Description of the task:
Only the lines from the one with "Output a JSON object describing the text" to the end of the data below should be given again, exactly as written.

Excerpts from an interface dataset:
┌──

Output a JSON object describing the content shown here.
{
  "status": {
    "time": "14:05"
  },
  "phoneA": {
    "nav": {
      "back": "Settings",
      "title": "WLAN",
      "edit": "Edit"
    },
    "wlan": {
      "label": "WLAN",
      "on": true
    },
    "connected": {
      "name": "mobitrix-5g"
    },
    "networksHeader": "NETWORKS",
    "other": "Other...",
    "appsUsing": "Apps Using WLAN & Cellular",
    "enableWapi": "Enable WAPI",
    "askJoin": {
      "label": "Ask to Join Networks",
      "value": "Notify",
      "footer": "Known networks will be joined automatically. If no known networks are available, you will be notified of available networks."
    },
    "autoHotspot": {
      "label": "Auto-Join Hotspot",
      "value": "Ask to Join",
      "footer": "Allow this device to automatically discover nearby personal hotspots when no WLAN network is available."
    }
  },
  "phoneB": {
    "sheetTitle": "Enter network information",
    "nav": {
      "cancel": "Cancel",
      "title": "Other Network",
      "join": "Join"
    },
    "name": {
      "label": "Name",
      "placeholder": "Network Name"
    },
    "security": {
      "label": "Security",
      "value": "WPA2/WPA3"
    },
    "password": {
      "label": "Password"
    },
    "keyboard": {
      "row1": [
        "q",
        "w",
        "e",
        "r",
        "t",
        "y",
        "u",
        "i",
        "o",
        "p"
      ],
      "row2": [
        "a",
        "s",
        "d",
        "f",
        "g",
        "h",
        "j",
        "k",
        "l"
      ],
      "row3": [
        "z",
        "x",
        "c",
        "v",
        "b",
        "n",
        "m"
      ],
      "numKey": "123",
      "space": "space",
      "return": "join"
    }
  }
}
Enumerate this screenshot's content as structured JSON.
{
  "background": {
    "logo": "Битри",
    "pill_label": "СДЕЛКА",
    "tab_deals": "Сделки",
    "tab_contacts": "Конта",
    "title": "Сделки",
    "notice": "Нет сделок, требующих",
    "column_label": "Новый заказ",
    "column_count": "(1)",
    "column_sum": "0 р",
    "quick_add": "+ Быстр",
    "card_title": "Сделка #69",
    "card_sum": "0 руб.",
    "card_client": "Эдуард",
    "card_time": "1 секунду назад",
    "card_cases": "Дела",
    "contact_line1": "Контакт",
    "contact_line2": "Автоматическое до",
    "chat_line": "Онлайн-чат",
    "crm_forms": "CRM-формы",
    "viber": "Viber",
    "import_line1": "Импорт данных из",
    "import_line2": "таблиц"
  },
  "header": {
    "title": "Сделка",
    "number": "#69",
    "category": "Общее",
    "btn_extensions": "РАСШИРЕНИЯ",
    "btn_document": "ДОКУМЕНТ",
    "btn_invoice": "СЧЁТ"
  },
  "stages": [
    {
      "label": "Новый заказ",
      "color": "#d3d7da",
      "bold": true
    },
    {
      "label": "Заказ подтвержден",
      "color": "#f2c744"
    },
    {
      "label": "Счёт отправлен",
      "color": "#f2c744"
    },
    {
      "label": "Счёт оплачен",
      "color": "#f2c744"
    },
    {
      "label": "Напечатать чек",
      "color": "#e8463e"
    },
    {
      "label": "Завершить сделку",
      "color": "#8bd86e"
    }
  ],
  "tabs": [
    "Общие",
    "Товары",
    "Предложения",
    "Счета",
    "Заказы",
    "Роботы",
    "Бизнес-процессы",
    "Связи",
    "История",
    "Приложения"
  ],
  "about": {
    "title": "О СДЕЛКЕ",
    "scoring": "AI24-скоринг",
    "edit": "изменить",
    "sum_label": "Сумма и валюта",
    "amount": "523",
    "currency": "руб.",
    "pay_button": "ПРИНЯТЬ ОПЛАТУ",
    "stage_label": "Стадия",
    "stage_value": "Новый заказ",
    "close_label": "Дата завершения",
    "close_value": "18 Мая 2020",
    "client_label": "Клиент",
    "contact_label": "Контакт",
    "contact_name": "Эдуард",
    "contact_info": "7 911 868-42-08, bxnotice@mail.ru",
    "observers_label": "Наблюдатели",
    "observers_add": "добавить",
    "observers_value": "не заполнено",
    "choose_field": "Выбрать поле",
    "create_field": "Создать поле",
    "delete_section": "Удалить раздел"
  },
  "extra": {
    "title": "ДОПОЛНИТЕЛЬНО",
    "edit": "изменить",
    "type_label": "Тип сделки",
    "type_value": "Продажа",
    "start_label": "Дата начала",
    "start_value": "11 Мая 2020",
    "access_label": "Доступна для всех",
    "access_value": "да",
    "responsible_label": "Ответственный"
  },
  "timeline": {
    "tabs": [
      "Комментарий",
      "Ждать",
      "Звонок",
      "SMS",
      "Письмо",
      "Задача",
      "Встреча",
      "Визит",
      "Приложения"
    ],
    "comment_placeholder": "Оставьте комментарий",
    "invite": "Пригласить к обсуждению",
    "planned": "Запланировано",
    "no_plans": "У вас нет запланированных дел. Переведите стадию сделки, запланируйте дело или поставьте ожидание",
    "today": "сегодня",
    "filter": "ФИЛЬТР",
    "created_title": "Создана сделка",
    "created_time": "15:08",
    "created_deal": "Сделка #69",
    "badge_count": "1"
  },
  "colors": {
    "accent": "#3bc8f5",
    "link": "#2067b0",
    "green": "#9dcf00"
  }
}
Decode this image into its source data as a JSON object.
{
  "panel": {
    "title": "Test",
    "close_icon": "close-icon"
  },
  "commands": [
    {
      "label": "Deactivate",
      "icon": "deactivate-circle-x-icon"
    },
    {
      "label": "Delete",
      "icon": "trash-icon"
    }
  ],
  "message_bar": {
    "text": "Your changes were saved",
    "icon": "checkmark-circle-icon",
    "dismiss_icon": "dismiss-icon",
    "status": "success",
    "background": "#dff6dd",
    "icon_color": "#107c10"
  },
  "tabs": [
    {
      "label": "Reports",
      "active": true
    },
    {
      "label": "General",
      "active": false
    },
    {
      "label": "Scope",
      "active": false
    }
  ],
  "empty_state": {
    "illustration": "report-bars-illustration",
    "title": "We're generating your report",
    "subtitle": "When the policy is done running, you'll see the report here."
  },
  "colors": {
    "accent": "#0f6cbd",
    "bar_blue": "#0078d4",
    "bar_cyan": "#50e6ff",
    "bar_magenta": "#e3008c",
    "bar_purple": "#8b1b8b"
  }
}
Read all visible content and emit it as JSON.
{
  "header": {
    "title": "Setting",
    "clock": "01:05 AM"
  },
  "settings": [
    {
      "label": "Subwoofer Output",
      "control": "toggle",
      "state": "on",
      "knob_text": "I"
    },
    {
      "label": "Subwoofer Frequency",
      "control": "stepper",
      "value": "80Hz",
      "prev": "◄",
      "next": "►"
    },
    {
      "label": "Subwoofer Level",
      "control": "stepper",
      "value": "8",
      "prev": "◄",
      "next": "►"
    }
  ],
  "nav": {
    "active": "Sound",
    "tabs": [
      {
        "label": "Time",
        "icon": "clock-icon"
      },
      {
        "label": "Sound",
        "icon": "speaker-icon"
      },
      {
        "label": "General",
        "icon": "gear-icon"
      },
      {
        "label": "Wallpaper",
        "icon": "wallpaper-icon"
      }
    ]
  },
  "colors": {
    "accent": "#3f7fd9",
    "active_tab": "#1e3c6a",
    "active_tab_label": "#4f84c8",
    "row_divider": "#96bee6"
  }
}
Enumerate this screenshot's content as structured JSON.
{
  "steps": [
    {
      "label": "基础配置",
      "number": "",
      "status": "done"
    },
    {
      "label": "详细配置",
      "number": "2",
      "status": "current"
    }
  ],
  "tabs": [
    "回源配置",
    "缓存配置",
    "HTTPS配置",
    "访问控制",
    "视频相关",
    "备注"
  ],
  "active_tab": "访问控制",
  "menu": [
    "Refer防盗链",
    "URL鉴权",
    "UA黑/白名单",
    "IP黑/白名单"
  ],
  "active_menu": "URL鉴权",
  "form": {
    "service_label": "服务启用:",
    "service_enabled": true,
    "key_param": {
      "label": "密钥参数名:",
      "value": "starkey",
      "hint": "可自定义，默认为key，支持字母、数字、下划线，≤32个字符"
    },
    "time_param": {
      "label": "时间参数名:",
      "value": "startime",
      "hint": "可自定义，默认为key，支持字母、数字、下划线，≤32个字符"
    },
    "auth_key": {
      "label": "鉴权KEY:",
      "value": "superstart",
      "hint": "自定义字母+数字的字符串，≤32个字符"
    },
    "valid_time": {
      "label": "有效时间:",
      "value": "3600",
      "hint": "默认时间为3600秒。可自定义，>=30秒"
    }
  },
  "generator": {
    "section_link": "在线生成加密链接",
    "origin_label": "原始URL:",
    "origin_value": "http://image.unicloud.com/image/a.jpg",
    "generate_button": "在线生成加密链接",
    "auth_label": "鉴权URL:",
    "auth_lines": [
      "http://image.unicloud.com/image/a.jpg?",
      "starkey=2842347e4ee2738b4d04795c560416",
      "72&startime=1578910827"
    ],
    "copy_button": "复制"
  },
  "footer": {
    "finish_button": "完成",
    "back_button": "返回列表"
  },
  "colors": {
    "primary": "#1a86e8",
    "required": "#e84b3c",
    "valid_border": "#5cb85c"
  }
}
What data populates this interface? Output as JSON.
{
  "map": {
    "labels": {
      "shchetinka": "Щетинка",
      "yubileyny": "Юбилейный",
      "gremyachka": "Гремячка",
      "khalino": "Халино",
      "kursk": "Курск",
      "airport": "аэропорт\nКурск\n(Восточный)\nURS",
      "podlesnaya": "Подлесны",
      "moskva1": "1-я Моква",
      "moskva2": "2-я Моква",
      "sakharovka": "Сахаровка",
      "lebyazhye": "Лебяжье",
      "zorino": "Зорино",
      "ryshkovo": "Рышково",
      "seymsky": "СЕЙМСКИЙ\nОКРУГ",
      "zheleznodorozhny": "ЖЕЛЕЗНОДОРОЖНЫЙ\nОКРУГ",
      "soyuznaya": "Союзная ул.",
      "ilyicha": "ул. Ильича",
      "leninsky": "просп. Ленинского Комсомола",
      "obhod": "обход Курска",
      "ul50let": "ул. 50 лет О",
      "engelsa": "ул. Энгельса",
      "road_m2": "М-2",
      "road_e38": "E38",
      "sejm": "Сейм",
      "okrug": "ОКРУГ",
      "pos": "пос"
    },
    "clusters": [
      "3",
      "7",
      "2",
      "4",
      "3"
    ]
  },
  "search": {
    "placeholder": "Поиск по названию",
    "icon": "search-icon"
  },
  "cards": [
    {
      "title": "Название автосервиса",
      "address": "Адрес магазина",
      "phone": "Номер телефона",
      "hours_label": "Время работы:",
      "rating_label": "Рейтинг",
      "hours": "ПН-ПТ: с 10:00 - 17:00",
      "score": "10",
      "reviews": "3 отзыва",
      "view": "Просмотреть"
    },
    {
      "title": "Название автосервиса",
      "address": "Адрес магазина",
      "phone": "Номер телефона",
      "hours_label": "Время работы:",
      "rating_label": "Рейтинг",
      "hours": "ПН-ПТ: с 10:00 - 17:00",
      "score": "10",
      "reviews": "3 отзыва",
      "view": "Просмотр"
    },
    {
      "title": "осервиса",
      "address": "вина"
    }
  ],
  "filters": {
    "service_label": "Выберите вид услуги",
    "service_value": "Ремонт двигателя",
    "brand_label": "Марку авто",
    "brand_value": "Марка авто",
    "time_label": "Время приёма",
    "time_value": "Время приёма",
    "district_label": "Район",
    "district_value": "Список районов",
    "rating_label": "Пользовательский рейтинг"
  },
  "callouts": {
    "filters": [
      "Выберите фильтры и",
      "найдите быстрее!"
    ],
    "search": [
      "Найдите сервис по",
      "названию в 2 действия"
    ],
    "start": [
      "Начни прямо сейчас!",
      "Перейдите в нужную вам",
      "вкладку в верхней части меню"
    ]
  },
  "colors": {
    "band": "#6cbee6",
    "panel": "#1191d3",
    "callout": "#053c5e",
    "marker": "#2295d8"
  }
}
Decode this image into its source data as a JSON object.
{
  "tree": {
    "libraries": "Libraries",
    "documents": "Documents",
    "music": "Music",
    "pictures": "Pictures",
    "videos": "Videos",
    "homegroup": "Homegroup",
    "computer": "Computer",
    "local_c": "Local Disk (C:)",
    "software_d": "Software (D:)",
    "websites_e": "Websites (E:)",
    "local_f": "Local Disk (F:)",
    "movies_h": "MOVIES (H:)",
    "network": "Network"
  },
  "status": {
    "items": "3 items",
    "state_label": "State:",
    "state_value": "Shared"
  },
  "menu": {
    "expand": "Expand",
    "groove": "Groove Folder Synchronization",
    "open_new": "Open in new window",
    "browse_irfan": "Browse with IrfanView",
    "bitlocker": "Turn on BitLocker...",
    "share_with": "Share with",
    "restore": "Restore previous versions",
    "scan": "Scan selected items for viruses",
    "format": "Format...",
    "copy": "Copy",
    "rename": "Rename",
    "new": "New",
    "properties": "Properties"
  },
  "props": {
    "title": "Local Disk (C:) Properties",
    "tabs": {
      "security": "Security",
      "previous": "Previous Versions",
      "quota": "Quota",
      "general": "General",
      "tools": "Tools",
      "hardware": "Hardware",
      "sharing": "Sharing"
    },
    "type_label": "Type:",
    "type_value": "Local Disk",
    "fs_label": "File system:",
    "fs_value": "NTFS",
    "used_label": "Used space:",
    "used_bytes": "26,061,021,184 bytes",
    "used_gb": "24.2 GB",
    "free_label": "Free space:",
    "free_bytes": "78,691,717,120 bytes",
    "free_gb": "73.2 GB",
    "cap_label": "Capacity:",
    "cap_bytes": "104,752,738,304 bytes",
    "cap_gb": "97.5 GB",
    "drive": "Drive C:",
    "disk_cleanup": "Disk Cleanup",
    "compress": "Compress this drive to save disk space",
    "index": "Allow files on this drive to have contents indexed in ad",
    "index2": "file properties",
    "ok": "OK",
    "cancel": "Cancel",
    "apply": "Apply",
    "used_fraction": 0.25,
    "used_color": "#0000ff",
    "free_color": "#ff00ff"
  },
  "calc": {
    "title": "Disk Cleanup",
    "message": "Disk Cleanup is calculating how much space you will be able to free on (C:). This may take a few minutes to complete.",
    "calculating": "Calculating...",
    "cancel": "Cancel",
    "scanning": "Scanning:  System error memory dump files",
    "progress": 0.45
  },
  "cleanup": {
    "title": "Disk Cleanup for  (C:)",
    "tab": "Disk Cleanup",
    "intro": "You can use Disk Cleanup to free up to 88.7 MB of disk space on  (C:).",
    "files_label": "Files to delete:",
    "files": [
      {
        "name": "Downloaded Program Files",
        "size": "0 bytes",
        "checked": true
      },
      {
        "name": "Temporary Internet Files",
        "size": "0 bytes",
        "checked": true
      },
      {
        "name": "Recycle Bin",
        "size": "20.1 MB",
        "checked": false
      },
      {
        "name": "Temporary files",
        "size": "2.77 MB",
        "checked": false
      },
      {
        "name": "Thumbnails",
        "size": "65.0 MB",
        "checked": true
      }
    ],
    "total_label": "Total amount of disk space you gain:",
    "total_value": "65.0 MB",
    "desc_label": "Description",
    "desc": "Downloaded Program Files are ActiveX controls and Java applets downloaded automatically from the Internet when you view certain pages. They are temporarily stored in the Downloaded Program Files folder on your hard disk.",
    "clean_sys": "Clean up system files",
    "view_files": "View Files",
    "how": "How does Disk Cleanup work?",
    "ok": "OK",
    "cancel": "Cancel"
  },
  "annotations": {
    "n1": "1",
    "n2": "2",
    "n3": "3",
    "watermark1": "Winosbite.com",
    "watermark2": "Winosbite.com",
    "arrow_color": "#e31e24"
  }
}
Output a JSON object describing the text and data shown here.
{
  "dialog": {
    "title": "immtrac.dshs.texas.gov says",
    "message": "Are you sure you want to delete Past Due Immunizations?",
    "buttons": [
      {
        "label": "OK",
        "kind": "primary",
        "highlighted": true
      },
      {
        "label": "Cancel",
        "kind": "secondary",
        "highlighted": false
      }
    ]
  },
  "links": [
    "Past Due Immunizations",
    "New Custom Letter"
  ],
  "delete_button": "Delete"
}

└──

Solution:
Output a JSON object describing the text and data shown here.
{
  "dialog": {
    "title": "immtrac.dshs.texas.gov says",
    "message": "Are you sure you want to delete Past Due Immunizations?",
    "buttons": [
      {
        "label": "OK",
        "kind": "primary",
        "highlighted": true
      },
      {
        "label": "Cancel",
        "kind": "secondary",
        "highlighted": false
      }
    ]
  },
  "links": [
    "Past Due Immunizations",
    "New Custom Letter"
  ],
  "delete_button": "Delete"
}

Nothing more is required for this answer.